The New York City Police Department's surveillance of Muslims violates their rights and produces no intelligence of any value, the FBI has found.
Under Director J. Edgar Hoover, the FBI not only trampled on Americans' rights but often failed to focus effectively on real threats such as spies and terrorists. That was because Hoover did not distinguish between criminal conduct and constitutionally guaranteed expression of free speech.
New laws and rigid oversight and guidelines put an end to these practices. But FBI Director Robert S. Mueller III and other top FBI officials have been shocked to find that since 9/11, the New York City Police Department has been engaging in practices reminiscent of FBI abuses under Hoover.

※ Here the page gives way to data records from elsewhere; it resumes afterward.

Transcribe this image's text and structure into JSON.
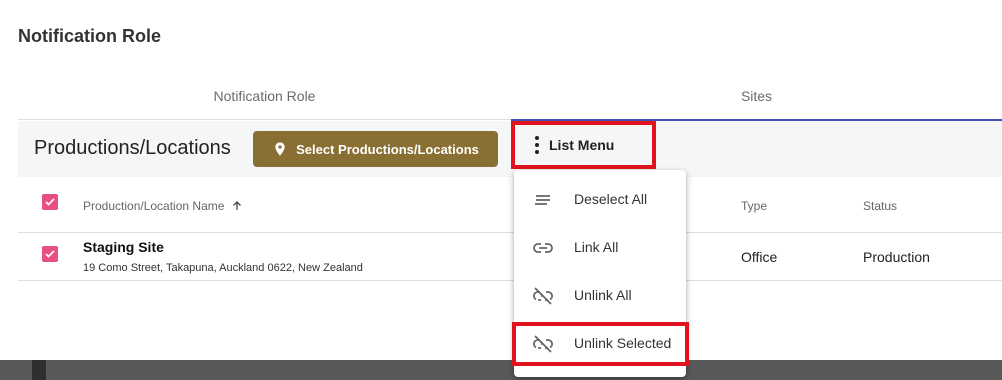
{
  "page_title": "Notification Role",
  "tabs": [
    {
      "label": "Notification Role"
    },
    {
      "label": "Sites"
    }
  ],
  "toolbar": {
    "section_title": "Productions/Locations",
    "select_button_label": "Select Productions/Locations",
    "list_menu_label": "List Menu"
  },
  "table": {
    "columns": {
      "name": "Production/Location Name",
      "type": "Type",
      "status": "Status"
    },
    "rows": [
      {
        "name": "Staging Site",
        "address": "19 Como Street, Takapuna, Auckland 0622, New Zealand",
        "type": "Office",
        "status": "Production",
        "checked": true
      }
    ]
  },
  "menu": {
    "items": [
      {
        "label": "Deselect All",
        "icon": "deselect-icon"
      },
      {
        "label": "Link All",
        "icon": "link-icon"
      },
      {
        "label": "Unlink All",
        "icon": "link-off-icon"
      },
      {
        "label": "Unlink Selected",
        "icon": "link-off-icon"
      }
    ]
  },
  "colors": {
    "primary_button": "#8a6f33",
    "tab_indicator": "#3f51b5",
    "checkbox": "#e94e84",
    "highlight": "#e0141e"
  }
}
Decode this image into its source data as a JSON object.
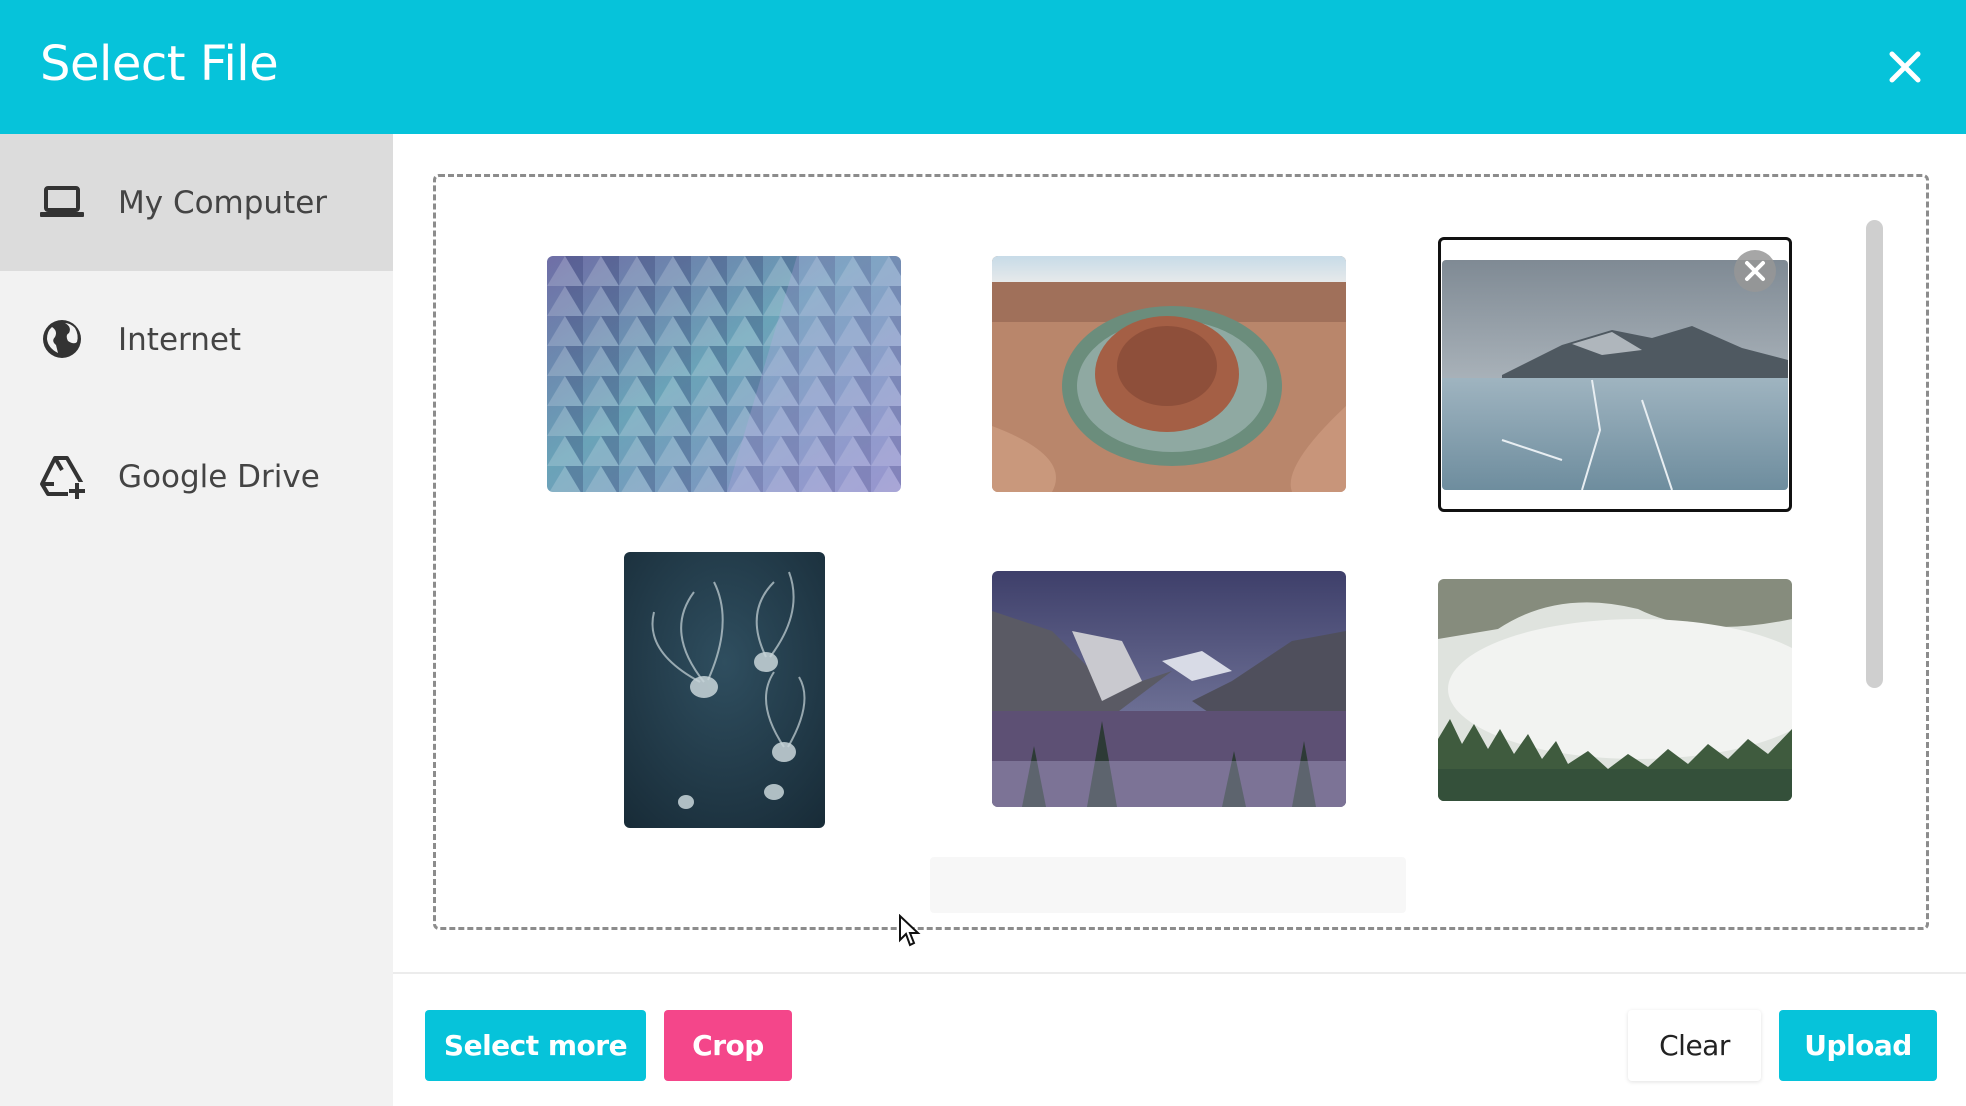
{
  "header": {
    "title": "Select File"
  },
  "sidebar": {
    "items": [
      {
        "label": "My Computer",
        "icon": "laptop-icon",
        "active": true
      },
      {
        "label": "Internet",
        "icon": "globe-icon",
        "active": false
      },
      {
        "label": "Google Drive",
        "icon": "google-drive-icon",
        "active": false
      }
    ]
  },
  "thumbnails": [
    {
      "subject": "geometric glass ceiling",
      "selected": false
    },
    {
      "subject": "horseshoe bend canyon",
      "selected": false
    },
    {
      "subject": "frozen lake and mountain",
      "selected": true
    },
    {
      "subject": "jellyfish",
      "selected": false
    },
    {
      "subject": "snowy valley",
      "selected": false
    },
    {
      "subject": "foggy forest",
      "selected": false
    }
  ],
  "footer": {
    "select_more_label": "Select more",
    "crop_label": "Crop",
    "clear_label": "Clear",
    "upload_label": "Upload"
  },
  "colors": {
    "brand": "#06c3da",
    "crop": "#f4468a",
    "sidebar_bg": "#f2f2f2",
    "sidebar_active": "#dcdcdc"
  }
}
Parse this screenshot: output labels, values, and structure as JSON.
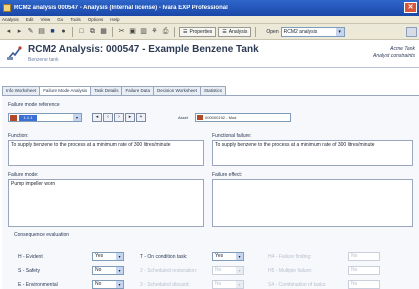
{
  "window": {
    "title": "RCM2 analysis 000547 - Analysis (Internal license) - Ivara EXP Professional"
  },
  "menu": [
    "Analysis",
    "Edit",
    "View",
    "Go",
    "Tools",
    "Options",
    "Help"
  ],
  "toolbar": {
    "properties_label": "Properties",
    "analysis_label": "Analysis",
    "open_label": "Open",
    "open_value": "RCM2 analysis"
  },
  "header": {
    "title": "RCM2 Analysis: 000547 - Example Benzene Tank",
    "subtitle": "Benzene tank",
    "side_line1": "Acme Tank",
    "side_line2": "Analyst constraints"
  },
  "tabs": [
    "Info Worksheet",
    "Failure Mode Analysis",
    "Task Details",
    "Failure Data",
    "Decision Worksheet",
    "Statistics"
  ],
  "form": {
    "failure_mode_reference_label": "Failure mode reference",
    "reference_value": "1.1.1",
    "asset_label": "Asset",
    "asset_value": "000000192 - Mod",
    "function_label": "Function:",
    "function_value": "To supply benzene to the process at a minimum rate of 300 litres/minute",
    "functional_failure_label": "Functional failure:",
    "functional_failure_value": "To supply benzene to the process at a minimum rate of 300 litres/minute",
    "failure_mode_label": "Failure mode:",
    "failure_mode_value": "Pump impeller worn",
    "failure_effect_label": "Failure effect:",
    "failure_effect_value": ""
  },
  "consequence": {
    "section_label": "Consequence evaluation",
    "h_evident_label": "H - Evident",
    "h_evident_value": "Yes",
    "s_safety_label": "S - Safety",
    "s_safety_value": "No",
    "e_env_label": "E - Environmental",
    "e_env_value": "No",
    "t1_label": "T - On condition task:",
    "t1_value": "Yes",
    "t2_label": "2 - Scheduled restoration:",
    "t2_value": "No",
    "t3_label": "3 - Scheduled discard:",
    "t3_value": "No",
    "h4_label": "H4 - Failure finding:",
    "h4_value": "No",
    "h5_label": "H5 - Multiple failure:",
    "h5_value": "No",
    "s4_label": "S4 - Combination of tasks:",
    "s4_value": "No"
  }
}
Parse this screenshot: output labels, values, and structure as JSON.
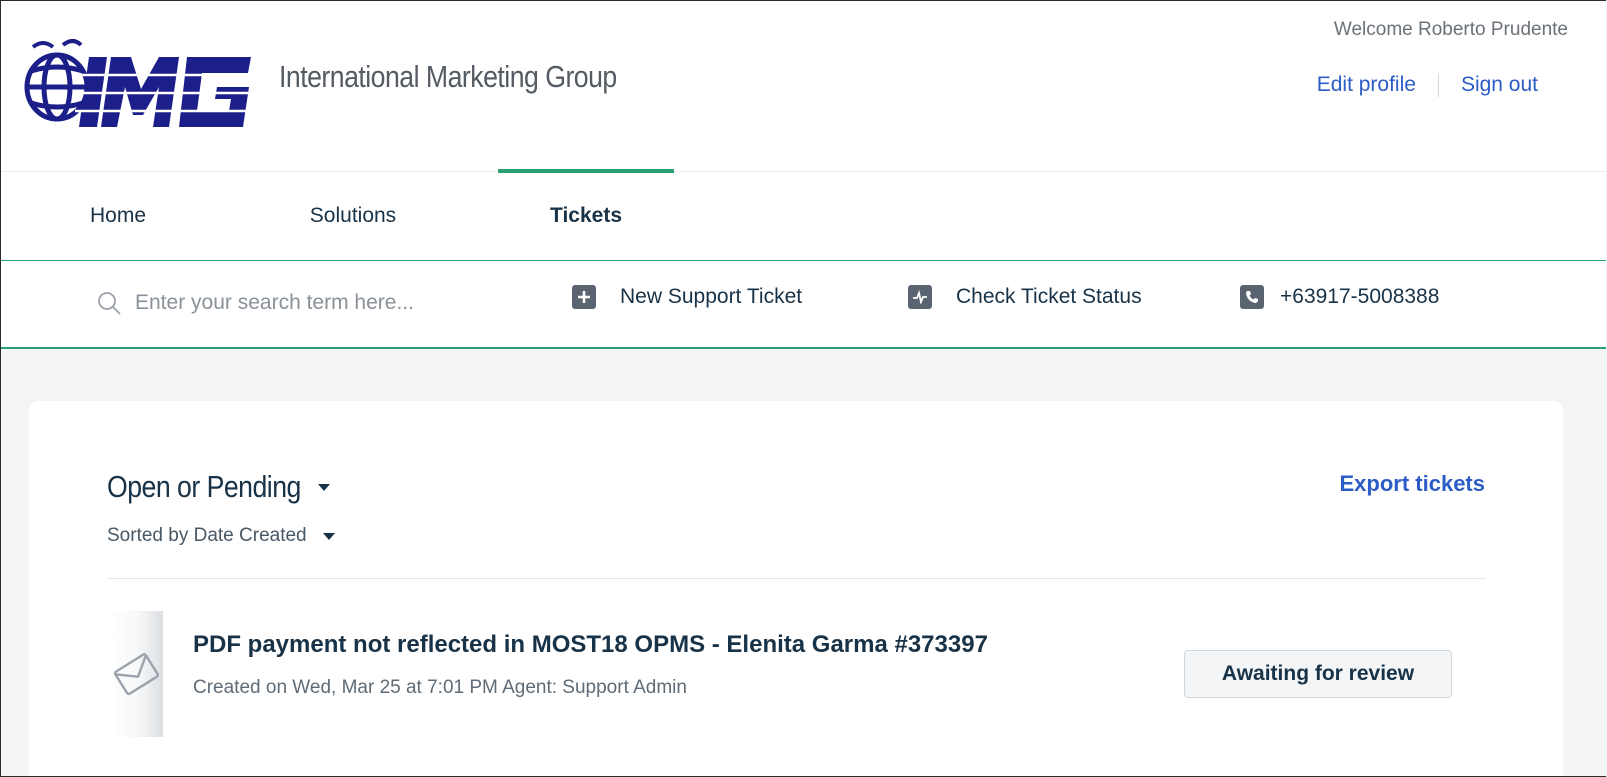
{
  "header": {
    "company_name": "International Marketing Group",
    "welcome_text": "Welcome Roberto Prudente",
    "edit_profile": "Edit profile",
    "sign_out": "Sign out",
    "accent_color": "#2aa071",
    "link_color": "#2c5cc5"
  },
  "nav": {
    "tabs": [
      {
        "label": "Home",
        "active": false
      },
      {
        "label": "Solutions",
        "active": false
      },
      {
        "label": "Tickets",
        "active": true
      }
    ]
  },
  "actions": {
    "search_placeholder": "Enter your search term here...",
    "new_ticket": "New Support Ticket",
    "check_status": "Check Ticket Status",
    "phone": "+63917-5008388"
  },
  "tickets": {
    "filter": "Open or Pending",
    "sort": "Sorted by Date Created",
    "export": "Export tickets",
    "items": [
      {
        "title": "PDF payment not reflected in MOST18 OPMS - Elenita Garma #373397",
        "meta": "Created on Wed, Mar 25 at 7:01 PM Agent: Support Admin",
        "status": "Awaiting for review"
      }
    ]
  }
}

In early 2012, the Associated Press began disclosing the NYPD Intelligence Division's tactics. They include indiscriminate surveillance of mosques and businesses owned by Moslems and reporting on left-wing meetings throughout the country.
In an unprecedented move, Michael B. Ward, the special agent in charge of the FBI's Newark office, went public to say that the New York surveillance tactics were not an effective form of intelligence gathering and were in fact harming the fight against terrorism by fomenting distrust among New Jersey's Muslims.
"When people pull back, when people pull back cooperation, it creates additional risk, it creates blind spots, it hinders our ability to have our finger on the pulse of what’s going on around the state," Ward said at a news briefing.
Last March, Attorney General Eric Holder Jr. said the Justice Department would review the matter. What has never come out is that the FBI considers the NYPD's intelligence gathering practices since 9/11 not only a waste of money producing no intelligence of any value but a violation of Americans' rights.